Sheldon is walking on air as they return to the apartment because he is convinced the data prove him right and he has already announced his triumph to the scientific world  and he now awaits the inevitable Nobel prize which will give his life new meaning. But, as it happens, the data that “proves” his hypothesis was provided by the three friends using the static produced by the electric can opener. When Sheldon finds out, he is humiliated and furious. He is disgraced in the eyes of his peers and must write a detraction which, for him, is a gargantuan task. In a giant pout, he quits his job and returns to Texas and his mother.

During the entire episode, Sheldon’s attempt to put the blame for his humiliation on the shoulders of his three friends raises questions about his willingness to take responsibility for his own actions. It is true that they provided him with flawed date, but he is the one who spread the word about his latest scientific triumph. It never occurs to him that he is in any way responsible for the public humiliation one could say he brought upon himself. He didn’t have to shoot his mouth off! To make matters worse, his friends seem willing to accept the blame, though this is a comic device that makes the episode funny. If they confronted Sheldon with the fact that he is the one responsible for his own humiliation, it wouldn’t get laughs. And I dare say the character would deny it: he’s very good at that. But it would be true. One hears echoes of Todd Blackledge’s attempts to shift blame for Joe Paterno’s recent behavior at Penn State to the media when Paterno refused to take action upon learning that his assistant coach was seen abusing a young boy in the team showers. Only this episode is funny, Blackledge’s rationalization is borderline absurd. But the point is the same: actions have consequences, though we want to deny it.

In the end, we really ought to focus in on the fact that the freedom we prize so highly brings with it a responsibility to accept the consequences of our free choices. You can’t have freedom (even as we understand that term) without responsibility. And vice versa. They are two sides of the same coin. In this comic episode, Sheldon has made his bed but he refuses to lie in it. That can be funny when his friends go along with his dementia, but it sends the wrong message.
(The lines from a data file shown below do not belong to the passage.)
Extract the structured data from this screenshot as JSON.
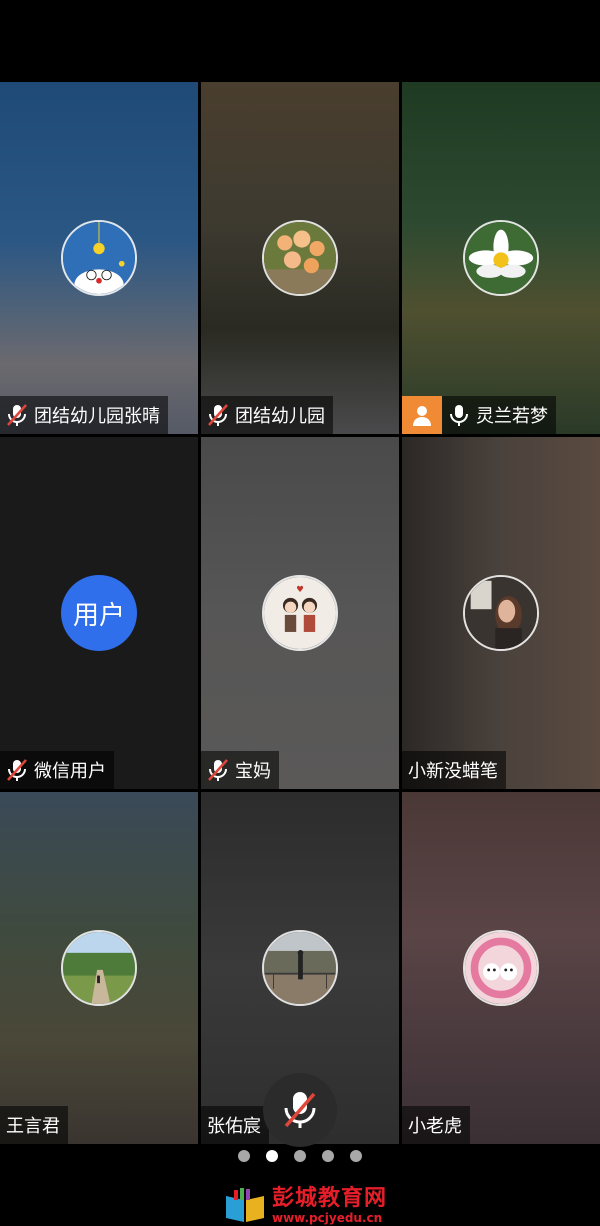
{
  "participants": [
    {
      "name": "团结幼儿园张晴",
      "mic": "muted",
      "avatar": "doraemon-avatar"
    },
    {
      "name": "团结幼儿园",
      "mic": "muted",
      "avatar": "flower-bush-avatar"
    },
    {
      "name": "灵兰若梦",
      "mic": "on",
      "host": true,
      "avatar": "lotus-avatar"
    },
    {
      "name": "微信用户",
      "mic": "muted",
      "avatar_text": "用户"
    },
    {
      "name": "宝妈",
      "mic": "muted",
      "avatar": "cartoon-couple-avatar"
    },
    {
      "name": "小新没蜡笔",
      "mic": "none",
      "avatar": "portrait-avatar"
    },
    {
      "name": "王言君",
      "mic": "none",
      "avatar": "park-path-avatar"
    },
    {
      "name": "张佑宸",
      "mic": "none",
      "avatar": "bridge-photo-avatar"
    },
    {
      "name": "小老虎",
      "mic": "none",
      "avatar": "puppies-wreath-avatar"
    }
  ],
  "pager": {
    "count": 5,
    "active_index": 1
  },
  "controls": {
    "mic_button": "mic-muted-icon"
  },
  "watermark": {
    "title": "彭城教育网",
    "url": "www.pcjyedu.cn"
  },
  "colors": {
    "host_badge": "#f08a34",
    "text_avatar": "#2f6fec",
    "muted_slash": "#e0463a",
    "watermark": "#e61e2a"
  }
}
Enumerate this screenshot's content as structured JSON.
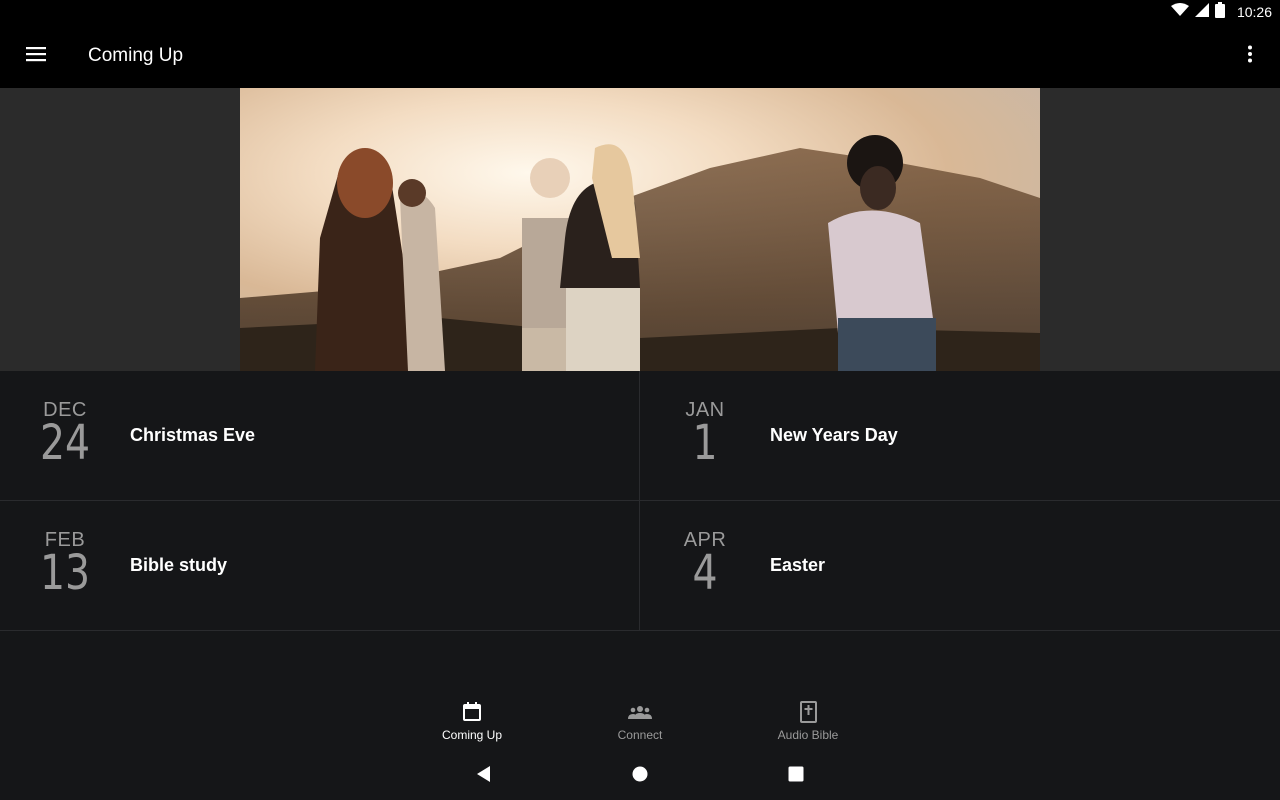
{
  "status_bar": {
    "time": "10:26",
    "icons": [
      "wifi-icon",
      "cell-signal-icon",
      "battery-icon"
    ]
  },
  "app_bar": {
    "title": "Coming Up",
    "menu_icon": "hamburger-menu-icon",
    "overflow_icon": "more-vert-icon"
  },
  "hero": {
    "image_description_icon": "photo-group-sunset"
  },
  "events": [
    {
      "month": "DEC",
      "day": "24",
      "title": "Christmas Eve"
    },
    {
      "month": "JAN",
      "day": "1",
      "title": "New Years Day"
    },
    {
      "month": "FEB",
      "day": "13",
      "title": "Bible study"
    },
    {
      "month": "APR",
      "day": "4",
      "title": "Easter"
    }
  ],
  "bottom_nav": {
    "items": [
      {
        "label": "Coming Up",
        "icon": "calendar-icon",
        "active": true
      },
      {
        "label": "Connect",
        "icon": "group-icon",
        "active": false
      },
      {
        "label": "Audio Bible",
        "icon": "bible-icon",
        "active": false
      }
    ]
  },
  "system_nav": {
    "icons": [
      "back-icon",
      "home-icon",
      "recents-icon"
    ]
  },
  "colors": {
    "app_bar": "#000000",
    "background": "#151618",
    "hero_surround": "#2b2b2b",
    "muted_text": "#9a9a9a",
    "divider": "#2a2b2e"
  }
}
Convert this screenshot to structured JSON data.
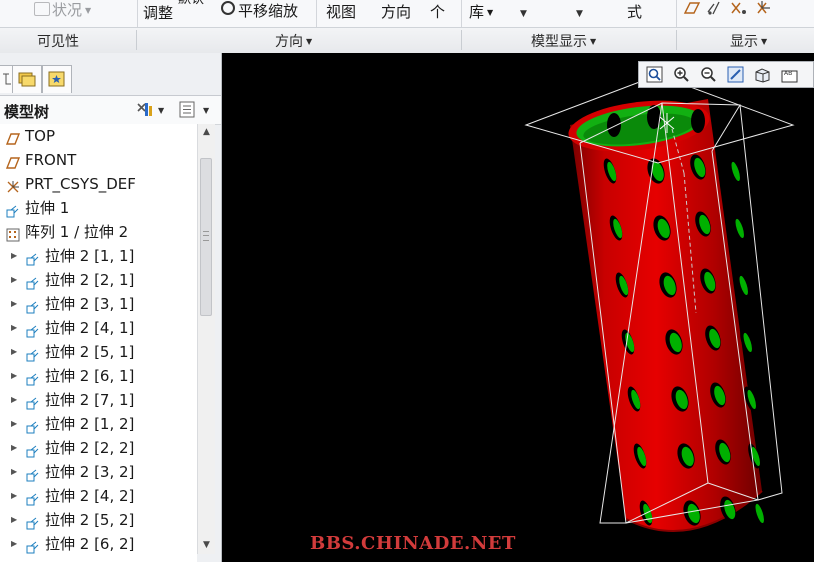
{
  "ribbon": {
    "state_label": "状况",
    "adjust_label": "调整",
    "partial_top_label": "默认",
    "pan_zoom_label": "平移缩放",
    "view_label": "视图",
    "direction_label": "方向",
    "single_label": "个",
    "library_label": "库",
    "style_label": "式"
  },
  "groups": {
    "visibility": "可见性",
    "orientation": "方向",
    "model_display": "模型显示",
    "display": "显示"
  },
  "panel": {
    "title": "模型树"
  },
  "tree": {
    "items": [
      {
        "label": "TOP",
        "icon": "datum-plane-icon"
      },
      {
        "label": "FRONT",
        "icon": "datum-plane-icon"
      },
      {
        "label": "PRT_CSYS_DEF",
        "icon": "coordinate-system-icon"
      },
      {
        "label": "拉伸 1",
        "icon": "extrude-icon"
      },
      {
        "label": "阵列 1 / 拉伸 2",
        "icon": "pattern-icon"
      },
      {
        "label": "拉伸 2 [1, 1]",
        "icon": "extrude-icon"
      },
      {
        "label": "拉伸 2 [2, 1]",
        "icon": "extrude-icon"
      },
      {
        "label": "拉伸 2 [3, 1]",
        "icon": "extrude-icon"
      },
      {
        "label": "拉伸 2 [4, 1]",
        "icon": "extrude-icon"
      },
      {
        "label": "拉伸 2 [5, 1]",
        "icon": "extrude-icon"
      },
      {
        "label": "拉伸 2 [6, 1]",
        "icon": "extrude-icon"
      },
      {
        "label": "拉伸 2 [7, 1]",
        "icon": "extrude-icon"
      },
      {
        "label": "拉伸 2 [1, 2]",
        "icon": "extrude-icon"
      },
      {
        "label": "拉伸 2 [2, 2]",
        "icon": "extrude-icon"
      },
      {
        "label": "拉伸 2 [3, 2]",
        "icon": "extrude-icon"
      },
      {
        "label": "拉伸 2 [4, 2]",
        "icon": "extrude-icon"
      },
      {
        "label": "拉伸 2 [5, 2]",
        "icon": "extrude-icon"
      },
      {
        "label": "拉伸 2 [6, 2]",
        "icon": "extrude-icon"
      }
    ]
  },
  "view_toolbar": {
    "icons": [
      "refit-icon",
      "zoom-in-icon",
      "zoom-out-icon",
      "repaint-icon",
      "display-style-icon",
      "annotation-display-icon"
    ]
  },
  "viewport": {
    "watermark": "BBS.CHINADE.NET"
  },
  "colors": {
    "model_red": "#cc0000",
    "hole_green": "#00b000",
    "background": "#000000",
    "watermark": "#d23b3b"
  }
}
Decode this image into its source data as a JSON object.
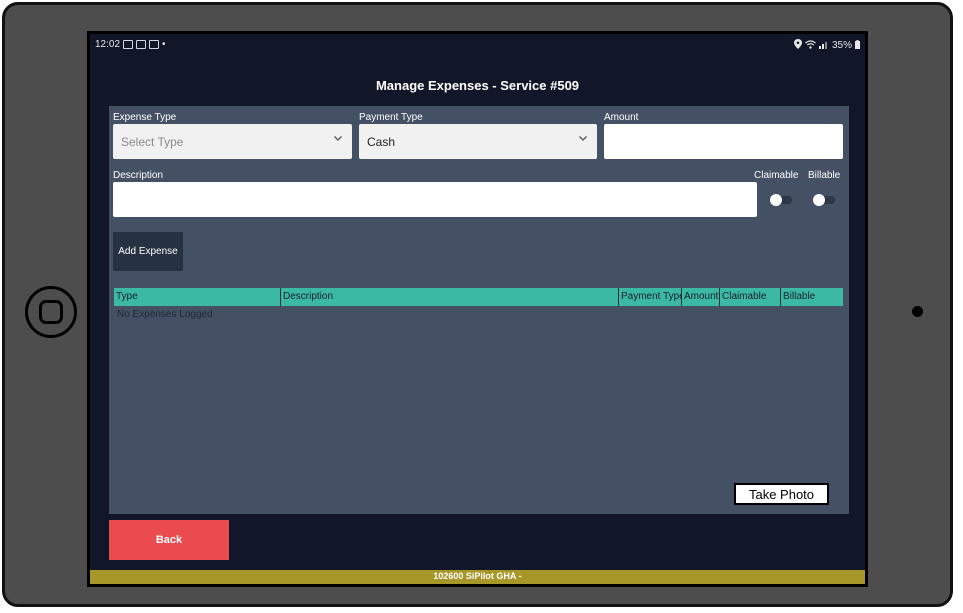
{
  "status": {
    "time": "12:02",
    "dot": "•",
    "battery": "35%"
  },
  "page": {
    "title": "Manage Expenses  -  Service #509"
  },
  "form": {
    "expense_type_label": "Expense Type",
    "expense_type_value": "Select Type",
    "payment_type_label": "Payment Type",
    "payment_type_value": "Cash",
    "amount_label": "Amount",
    "amount_value": "",
    "description_label": "Description",
    "description_value": "",
    "claimable_label": "Claimable",
    "billable_label": "Billable",
    "claimable_on": false,
    "billable_on": false,
    "add_button": "Add Expense"
  },
  "table": {
    "columns": [
      "Type",
      "Description",
      "Payment Type",
      "Amount",
      "Claimable",
      "Billable"
    ],
    "rows": [],
    "empty_message": "No Expenses Logged"
  },
  "actions": {
    "take_photo": "Take Photo",
    "back": "Back"
  },
  "footer": {
    "text": "102600 SiPilot GHA -"
  },
  "colors": {
    "header_teal": "#3bb9a5",
    "back_red": "#e94b4f",
    "panel": "#445063",
    "footer_gold": "#a79728"
  },
  "icons": [
    "home-button-icon",
    "camera-icon",
    "location-icon",
    "wifi-icon",
    "signal-icon",
    "battery-icon",
    "chevron-down-icon"
  ]
}
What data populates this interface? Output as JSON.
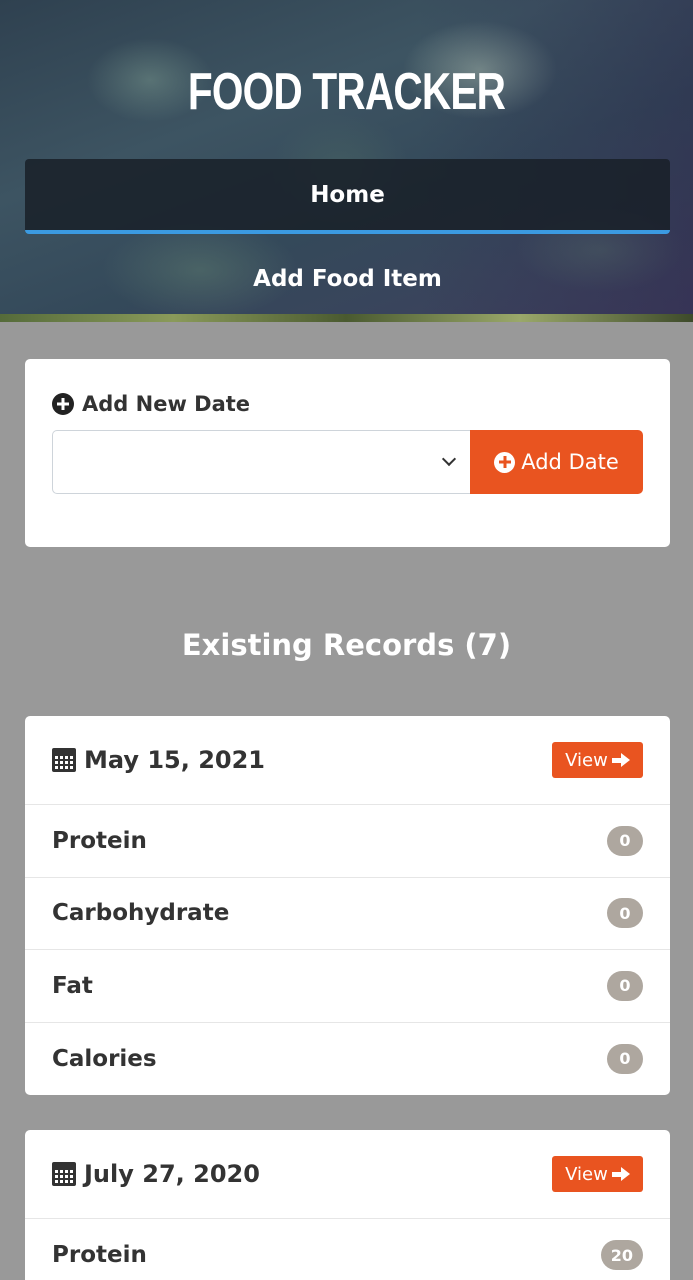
{
  "header": {
    "title": "FOOD TRACKER",
    "nav": [
      {
        "label": "Home"
      },
      {
        "label": "Add Food Item"
      }
    ]
  },
  "add_date": {
    "label": "Add New Date",
    "select_value": "",
    "button_label": "Add Date"
  },
  "records": {
    "title": "Existing Records (7)",
    "items": [
      {
        "date": "May 15, 2021",
        "view_label": "View",
        "rows": [
          {
            "label": "Protein",
            "value": "0"
          },
          {
            "label": "Carbohydrate",
            "value": "0"
          },
          {
            "label": "Fat",
            "value": "0"
          },
          {
            "label": "Calories",
            "value": "0"
          }
        ]
      },
      {
        "date": "July 27, 2020",
        "view_label": "View",
        "rows": [
          {
            "label": "Protein",
            "value": "20"
          }
        ]
      }
    ]
  },
  "colors": {
    "accent": "#e95420",
    "nav_active": "#3b9ae1",
    "badge": "#aea79f",
    "background": "#999999"
  }
}
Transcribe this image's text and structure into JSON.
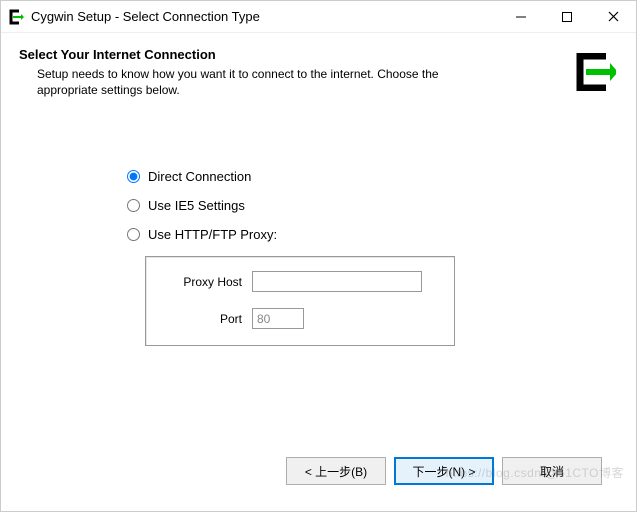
{
  "window": {
    "title": "Cygwin Setup - Select Connection Type"
  },
  "header": {
    "heading": "Select Your Internet Connection",
    "subtext": "Setup needs to know how you want it to connect to the internet.  Choose the appropriate settings below."
  },
  "options": {
    "direct": {
      "label": "Direct Connection",
      "selected": true
    },
    "ie5": {
      "label": "Use IE5 Settings",
      "selected": false
    },
    "proxy": {
      "label": "Use HTTP/FTP Proxy:",
      "selected": false
    }
  },
  "proxy": {
    "host_label": "Proxy Host",
    "host_value": "",
    "port_label": "Port",
    "port_value": "80",
    "enabled": false
  },
  "buttons": {
    "back": "< 上一步(B)",
    "next": "下一步(N) >",
    "cancel": "取消"
  },
  "watermark": "https://blog.csdn.@51CTO博客"
}
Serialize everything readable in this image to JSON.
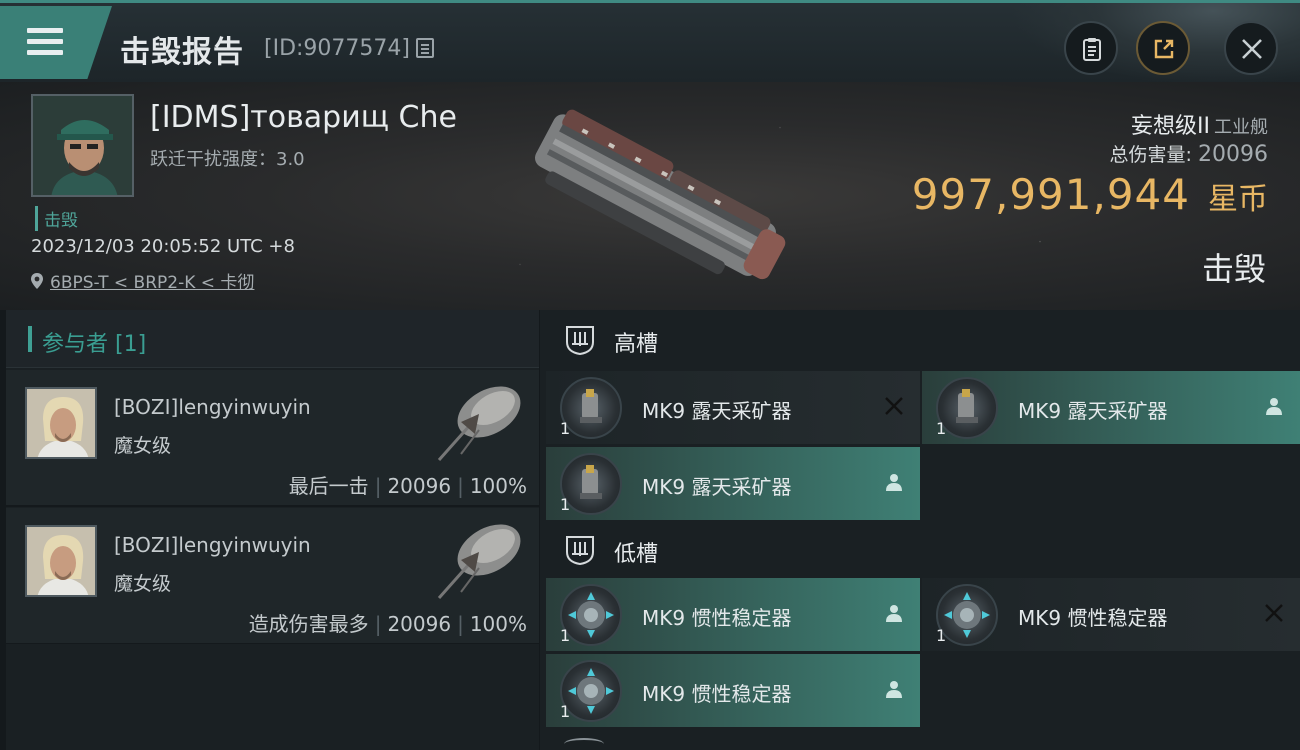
{
  "topbar": {
    "title": "击毁报告",
    "id_text": "[ID:9077574]"
  },
  "victim": {
    "name": "[IDMS]товарищ Che",
    "warp_label": "跃迁干扰强度：3.0",
    "status": "击毁",
    "datetime": "2023/12/03 20:05:52 UTC +8",
    "location": "6BPS-T < BRP2-K < 卡彻",
    "ship_class": "妄想级II",
    "ship_type": "工业舰",
    "total_damage_label": "总伤害量:",
    "total_damage": "20096",
    "isk_value": "997,991,944",
    "isk_unit": "星币",
    "result": "击毁"
  },
  "participants": {
    "header": "参与者 [1]",
    "items": [
      {
        "name": "[BOZI]lengyinwuyin",
        "ship": "魔女级",
        "tag": "最后一击",
        "damage": "20096",
        "percent": "100%"
      },
      {
        "name": "[BOZI]lengyinwuyin",
        "ship": "魔女级",
        "tag": "造成伤害最多",
        "damage": "20096",
        "percent": "100%"
      }
    ]
  },
  "high_slots": {
    "label": "高槽",
    "modules": [
      {
        "name": "MK9 露天采矿器",
        "qty": "1",
        "state": "destroyed",
        "icon": "close-icon"
      },
      {
        "name": "MK9 露天采矿器",
        "qty": "1",
        "state": "dropped",
        "icon": "person-icon"
      },
      {
        "name": "MK9 露天采矿器",
        "qty": "1",
        "state": "dropped",
        "icon": "person-icon"
      }
    ]
  },
  "low_slots": {
    "label": "低槽",
    "modules": [
      {
        "name": "MK9 惯性稳定器",
        "qty": "1",
        "state": "dropped",
        "icon": "person-icon"
      },
      {
        "name": "MK9 惯性稳定器",
        "qty": "1",
        "state": "destroyed",
        "icon": "close-icon"
      },
      {
        "name": "MK9 惯性稳定器",
        "qty": "1",
        "state": "dropped",
        "icon": "person-icon"
      }
    ]
  },
  "colors": {
    "accent": "#3f8a82",
    "isk": "#e8b764",
    "dropped_bg": "#3f8075"
  }
}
Sheldon is a study in asperger’s syndrome, a condition that renders the subject unaware of the effect he is having on other people. He is so immersed in himself he is barely aware of others at all. As his roommate Leonard says Sheldon is “irony impaired” — a characteristic of this type of personality. (Leonard, by the way, is played by Johnny Galecki who is, unfortunately, talent-impaired in an otherwise gifted cast.) Sheldon must learn “social protocols” constantly just to muddle through a quasi-normal public life. That makes for terrific humor when handled by the likes of Jim Parsons. But it is just possible that we all share Sheldon’s condition to a degree in our self-absorption and our inability to acknowledge responsibility for our actions, not to mention the urge to find someone else to blame for our own mistakes.